But, instead of letting himself get down over these comments though he keeps running, improving his times, his health, and his outlook on life. This is why he inspires me and kept me going through some of my own struggles (especially the running kind).

His experience though got me to thinking about all the comments I’ve heard or have been made to me about my working out and/or about my physique. These fall into two categories, positive and negative. Here are those I can recall:

Positive: 

  • I can’t lift that much weight (former workout partner after I completed my set)!
  • Your arms are bigger than his (comparing me to someone I thought was bigger).
  • How did you move that?
  • Your inspiring.
  • How do I get calves like yours?
  • You underestimate the size of your triceps.
  • Wow, you’re hard (mind out of the gutter – this was after she touched my forearm)!
  • Looks sort of like the Mississippi and it’s tributaries (comment from a technician about to draw blood from my arm).
  • You’ve been working out.  Your arms just blew up like…(makes a hand motion to indicate the size of a basketball).
  • He’s definitely getting bigger (a guy talking to my “trainer” about the workout I was using).
  • You motivate me to keep working out.

Negative: 

  • You’re fat.
  • You don’t have muscle tone.
  • Are you doing this to yourself (when my Crohn’s was at it’s worst and I weighed about 135 pounds)?

Now, notice that the positive comments I recall from over the years far outnumber the negative.

But guess which ones I focus on more? Right, the negative.

I think, unfortunately, it is in our nature to focus on the negative things that people say about us because deep down we want everyone to like us. So any negative thing is magnified.
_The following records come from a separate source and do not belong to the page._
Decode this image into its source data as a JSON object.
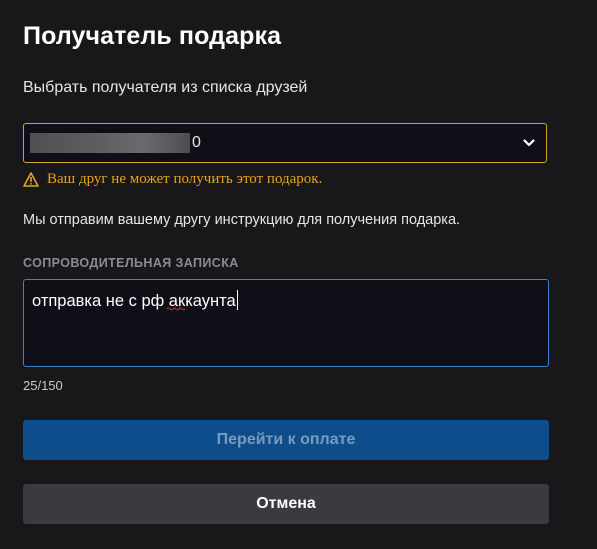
{
  "dialog": {
    "title": "Получатель подарка",
    "subtitle": "Выбрать получателя из списка друзей"
  },
  "recipient_select": {
    "visible_suffix": "0",
    "icon": "chevron-down-icon"
  },
  "warning": {
    "icon": "warning-triangle-icon",
    "text": "Ваш друг не может получить этот подарок.",
    "color": "#e8a21b"
  },
  "info_text": "Мы отправим вашему другу инструкцию для получения подарка.",
  "note": {
    "label": "СОПРОВОДИТЕЛЬНАЯ ЗАПИСКА",
    "value": "отправка не с рф аккаунта",
    "counter": "25/150"
  },
  "buttons": {
    "pay_label": "Перейти к оплате",
    "cancel_label": "Отмена"
  },
  "colors": {
    "background": "#18181b",
    "accent_blue": "#0e4d8c",
    "focus_border": "#3d7fd0",
    "warning_border": "#d9a21e"
  }
}
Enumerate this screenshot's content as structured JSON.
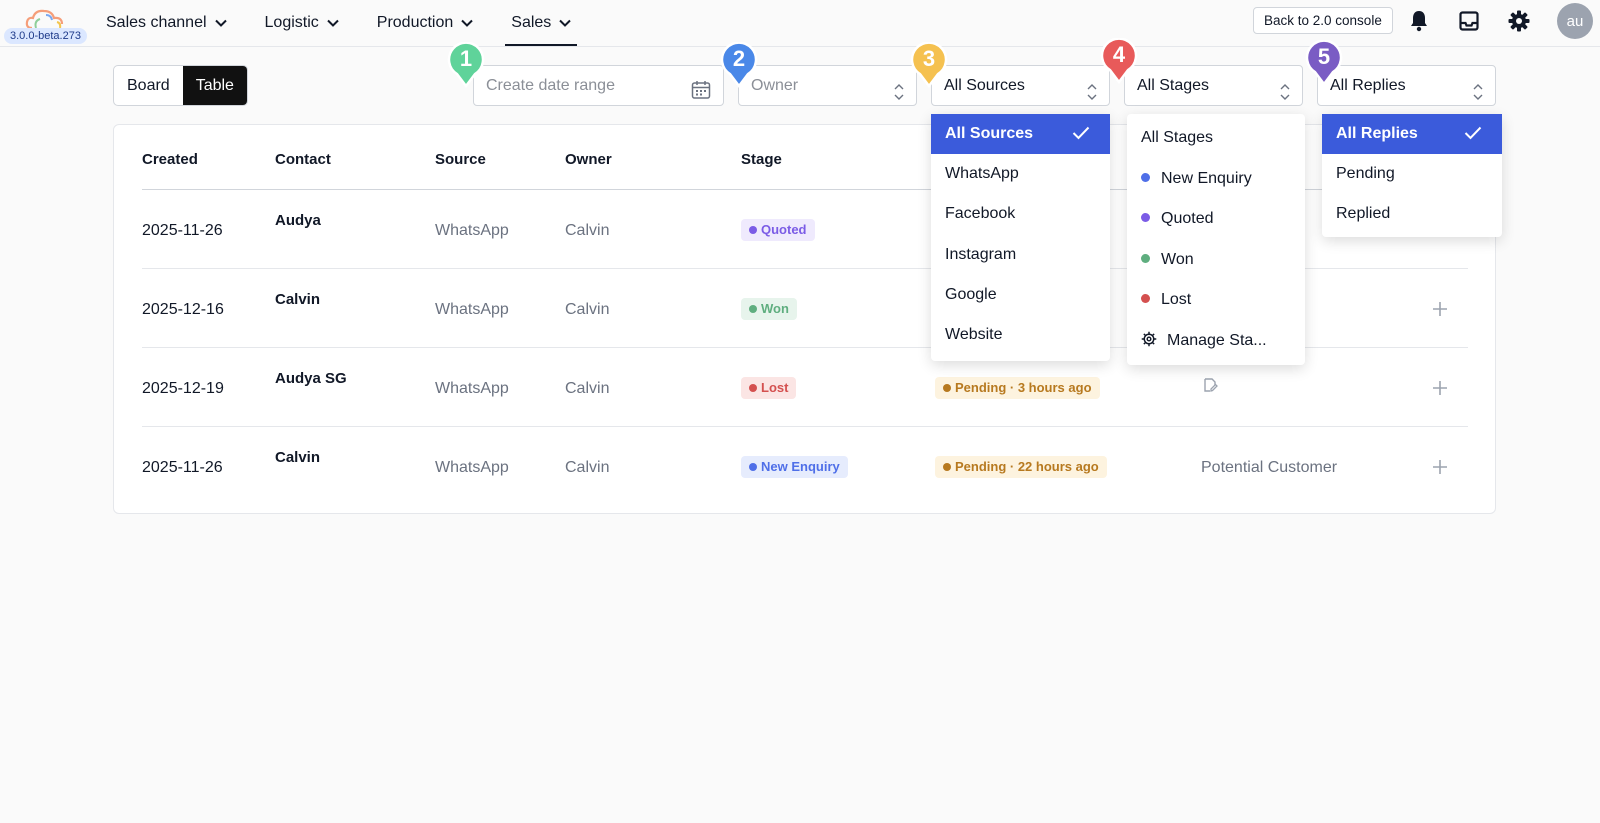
{
  "app": {
    "version": "3.0.0-beta.273",
    "nav": [
      {
        "label": "Sales channel",
        "active": false
      },
      {
        "label": "Logistic",
        "active": false
      },
      {
        "label": "Production",
        "active": false
      },
      {
        "label": "Sales",
        "active": true
      }
    ],
    "back_label": "Back to 2.0 console",
    "avatar": "au"
  },
  "toolbar": {
    "board_label": "Board",
    "table_label": "Table",
    "active_view": "Table",
    "date_placeholder": "Create date range",
    "owner_placeholder": "Owner",
    "sources_value": "All Sources",
    "stages_value": "All Stages",
    "replies_value": "All Replies"
  },
  "markers": [
    {
      "n": "1",
      "color": "#5fd39a"
    },
    {
      "n": "2",
      "color": "#4a88e8"
    },
    {
      "n": "3",
      "color": "#f5c150"
    },
    {
      "n": "4",
      "color": "#e85a5a"
    },
    {
      "n": "5",
      "color": "#7a5cc4"
    }
  ],
  "table": {
    "headers": [
      "Created",
      "Contact",
      "Source",
      "Owner",
      "Stage"
    ],
    "rows": [
      {
        "created": "2025-11-26",
        "contact": "Audya",
        "source": "WhatsApp",
        "owner": "Calvin",
        "stage": "Quoted",
        "reply": "",
        "note": ""
      },
      {
        "created": "2025-12-16",
        "contact": "Calvin",
        "source": "WhatsApp",
        "owner": "Calvin",
        "stage": "Won",
        "reply": "",
        "note": ""
      },
      {
        "created": "2025-12-19",
        "contact": "Audya SG",
        "source": "WhatsApp",
        "owner": "Calvin",
        "stage": "Lost",
        "reply": "Pending · 3 hours ago",
        "note": ""
      },
      {
        "created": "2025-11-26",
        "contact": "Calvin",
        "source": "WhatsApp",
        "owner": "Calvin",
        "stage": "New Enquiry",
        "reply": "Pending · 22 hours ago",
        "note": "Potential Customer"
      }
    ]
  },
  "sources_menu": {
    "options": [
      "All Sources",
      "WhatsApp",
      "Facebook",
      "Instagram",
      "Google",
      "Website"
    ],
    "selected": "All Sources"
  },
  "stages_menu": {
    "all_label": "All Stages",
    "options": [
      {
        "label": "New Enquiry",
        "color": "#4f6fe8"
      },
      {
        "label": "Quoted",
        "color": "#7b5ce6"
      },
      {
        "label": "Won",
        "color": "#5fae7f"
      },
      {
        "label": "Lost",
        "color": "#d4504f"
      }
    ],
    "manage_label": "Manage Sta..."
  },
  "replies_menu": {
    "options": [
      "All Replies",
      "Pending",
      "Replied"
    ],
    "selected": "All Replies"
  },
  "colors": {
    "quoted_bg": "#efeafd",
    "quoted_fg": "#7b5ce6",
    "won_bg": "#e7f4ec",
    "won_fg": "#5fae7f",
    "lost_bg": "#fbe5e4",
    "lost_fg": "#d4504f",
    "enquiry_bg": "#e6ecfd",
    "enquiry_fg": "#4f6fe8",
    "pending_bg": "#fdf3df",
    "pending_fg": "#b7791f",
    "selected_bg": "#3b5bdb"
  }
}
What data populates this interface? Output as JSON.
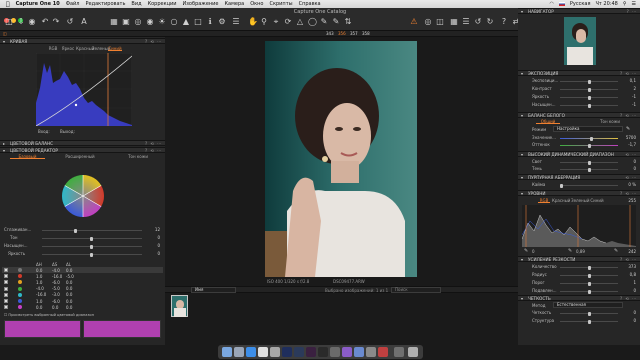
{
  "menubar": {
    "app_name": "Capture One 10",
    "items": [
      "Файл",
      "Редактировать",
      "Вид",
      "Коррекции",
      "Изображение",
      "Камера",
      "Окно",
      "Скрипты",
      "Справка"
    ],
    "input_source": "Русская",
    "clock": "Чт 20:48"
  },
  "window": {
    "title": "Capture One Catalog"
  },
  "exposure_readout": {
    "a": "343",
    "b": "356",
    "c": "357",
    "d": "358"
  },
  "left": {
    "curves": {
      "title": "КРИВАЯ",
      "tabs": [
        "RGB",
        "Яркос",
        "Красный",
        "Зеленый",
        "Синий"
      ],
      "active_tab": 4,
      "input_label": "Вход:",
      "output_label": "Выход:"
    },
    "color_balance": {
      "title": "ЦВЕТОВОЙ БАЛАНС"
    },
    "color_editor": {
      "title": "ЦВЕТОВОЙ РЕДАКТОР",
      "tabs": [
        "Базовый",
        "Расширенный",
        "Тон кожи"
      ],
      "active_tab": 0,
      "sliders": [
        {
          "label": "Сглаживан...",
          "value": "12"
        },
        {
          "label": "Тон",
          "value": "0"
        },
        {
          "label": "Насыщен...",
          "value": "0"
        },
        {
          "label": "Яркость",
          "value": "0"
        }
      ],
      "table_headers": [
        "ΔH",
        "ΔS",
        "ΔL"
      ],
      "rows": [
        {
          "color": "#777777",
          "h": "0.0",
          "s": "-4.0",
          "l": "0.0"
        },
        {
          "color": "#d23a2a",
          "h": "1.0",
          "s": "-16.0",
          "l": "-5.0"
        },
        {
          "color": "#e2a020",
          "h": "1.0",
          "s": "-6.0",
          "l": "0.0"
        },
        {
          "color": "#3fae3f",
          "h": "-4.0",
          "s": "-5.0",
          "l": "0.0"
        },
        {
          "color": "#2fb8c8",
          "h": "-16.0",
          "s": "-3.0",
          "l": "0.0"
        },
        {
          "color": "#3a5ad8",
          "h": "1.0",
          "s": "-6.0",
          "l": "0.0"
        },
        {
          "color": "#c840c8",
          "h": "0.0",
          "s": "0.0",
          "l": "0.0"
        }
      ],
      "view_selected": "Просмотреть выбранный цветовой диапазон",
      "swatch_color": "#b040b0"
    }
  },
  "viewer": {
    "caption": "ISO 400   1/320 s   f/2.8",
    "filename": "DSC09477.ARW",
    "filmstrip_label": "Имя",
    "filmstrip_count": "Выбрано изображений: 1 из 1",
    "search_placeholder": "Поиск"
  },
  "right": {
    "navigator": {
      "title": "НАВИГАТОР"
    },
    "exposure": {
      "title": "ЭКСПОЗИЦИЯ",
      "sliders": [
        {
          "label": "Экспозици...",
          "value": "0,1"
        },
        {
          "label": "Контраст",
          "value": "2"
        },
        {
          "label": "Яркость",
          "value": "-1"
        },
        {
          "label": "Насыщен...",
          "value": "-1"
        }
      ]
    },
    "white_balance": {
      "title": "БАЛАНС БЕЛОГО",
      "tabs": [
        "Общий",
        "Тон кожи"
      ],
      "active_tab": 0,
      "mode_label": "Режим",
      "mode_value": "Настройка",
      "kelvin_label": "Значение...",
      "kelvin_value": "5700",
      "tint_label": "Оттенок",
      "tint_value": "-1,7"
    },
    "hdr": {
      "title": "ВЫСОКИЙ ДИНАМИЧЕСКИЙ ДИАПАЗОН",
      "sliders": [
        {
          "label": "Свет",
          "value": "0"
        },
        {
          "label": "Тень",
          "value": "0"
        }
      ]
    },
    "purple": {
      "title": "ПУРПУРНАЯ АБЕРРАЦИЯ",
      "label": "Кайма",
      "value": "0 %"
    },
    "levels": {
      "title": "УРОВНИ",
      "tabs": [
        "RGB",
        "Красный",
        "Зеленый",
        "Синий"
      ],
      "active_tab": 0,
      "max": "255",
      "low_out": "0",
      "mid": "0,89",
      "high": "242"
    },
    "sharpening": {
      "title": "УСИЛЕНИЕ РЕЗКОСТИ",
      "sliders": [
        {
          "label": "Количество",
          "value": "373"
        },
        {
          "label": "Радиус",
          "value": "0,8"
        },
        {
          "label": "Порог",
          "value": "1"
        },
        {
          "label": "Подавлен...",
          "value": "0"
        }
      ]
    },
    "clarity": {
      "title": "ЧЕТКОСТЬ",
      "method_label": "Метод",
      "method_value": "Естественная",
      "sliders": [
        {
          "label": "Четкость",
          "value": "0"
        },
        {
          "label": "Структура",
          "value": "0"
        }
      ]
    }
  }
}
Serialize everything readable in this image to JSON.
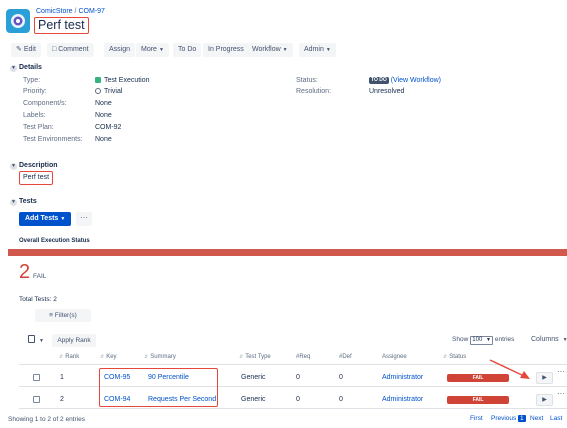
{
  "breadcrumb": {
    "project": "ComicStore",
    "separator": "/",
    "issue_key": "COM-97"
  },
  "issue_title": "Perf test",
  "toolbar": {
    "edit": "Edit",
    "comment": "Comment",
    "assign": "Assign",
    "more": "More",
    "todo": "To Do",
    "in_progress": "In Progress",
    "workflow": "Workflow",
    "admin": "Admin"
  },
  "details": {
    "heading": "Details",
    "type_label": "Type:",
    "type_value": "Test Execution",
    "priority_label": "Priority:",
    "priority_value": "Trivial",
    "components_label": "Component/s:",
    "components_value": "None",
    "labels_label": "Labels:",
    "labels_value": "None",
    "testplan_label": "Test Plan:",
    "testplan_value": "COM-92",
    "testenv_label": "Test Environments:",
    "testenv_value": "None",
    "status_label": "Status:",
    "status_value": "TO DO",
    "status_link": "(View Workflow)",
    "resolution_label": "Resolution:",
    "resolution_value": "Unresolved"
  },
  "description": {
    "heading": "Description",
    "text": "Perf test"
  },
  "tests": {
    "heading": "Tests",
    "add_tests": "Add Tests",
    "more": "···",
    "overall_label": "Overall Execution Status",
    "fail_count": "2",
    "fail_label": "FAIL",
    "fail_fraction": 1.0,
    "total_tests": "Total Tests: 2",
    "filter": "Filter(s)",
    "apply_rank": "Apply Rank",
    "show": "Show",
    "entries_value": "100",
    "entries": "entries",
    "columns": "Columns",
    "headers": {
      "rank": "Rank",
      "key": "Key",
      "summary": "Summary",
      "test_type": "Test Type",
      "req": "#Req",
      "def": "#Def",
      "assignee": "Assignee",
      "status": "Status"
    },
    "rows": [
      {
        "rank": "1",
        "key": "COM-95",
        "summary": "90 Percentile",
        "test_type": "Generic",
        "req": "0",
        "def": "0",
        "assignee": "Administrator",
        "status": "FAIL"
      },
      {
        "rank": "2",
        "key": "COM-94",
        "summary": "Requests Per Second",
        "test_type": "Generic",
        "req": "0",
        "def": "0",
        "assignee": "Administrator",
        "status": "FAIL"
      }
    ],
    "showing": "Showing 1 to 2 of 2 entries",
    "pagination": {
      "first": "First",
      "previous": "Previous",
      "current": "1",
      "next": "Next",
      "last": "Last"
    }
  },
  "colors": {
    "fail": "#d04437",
    "link": "#0052cc",
    "highlight": "#e5483b",
    "primary": "#0052cc"
  }
}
Sometimes to the point of wearing us down and causing us to stop looking at all the good things we’ve done and, frankly, just give up.

How much further in our fitness goals – or any goals for that matter – would we all be if we just focused on our progress, looked back at how far we’ve come, and kept going?

Try focusing on the positive things someone says about you for a day and see how you feel. Then try two days, then three, etc.

The world is full of jerks waiting to tear us down. Be determined to be someone who builds themselves and others up.

Onward!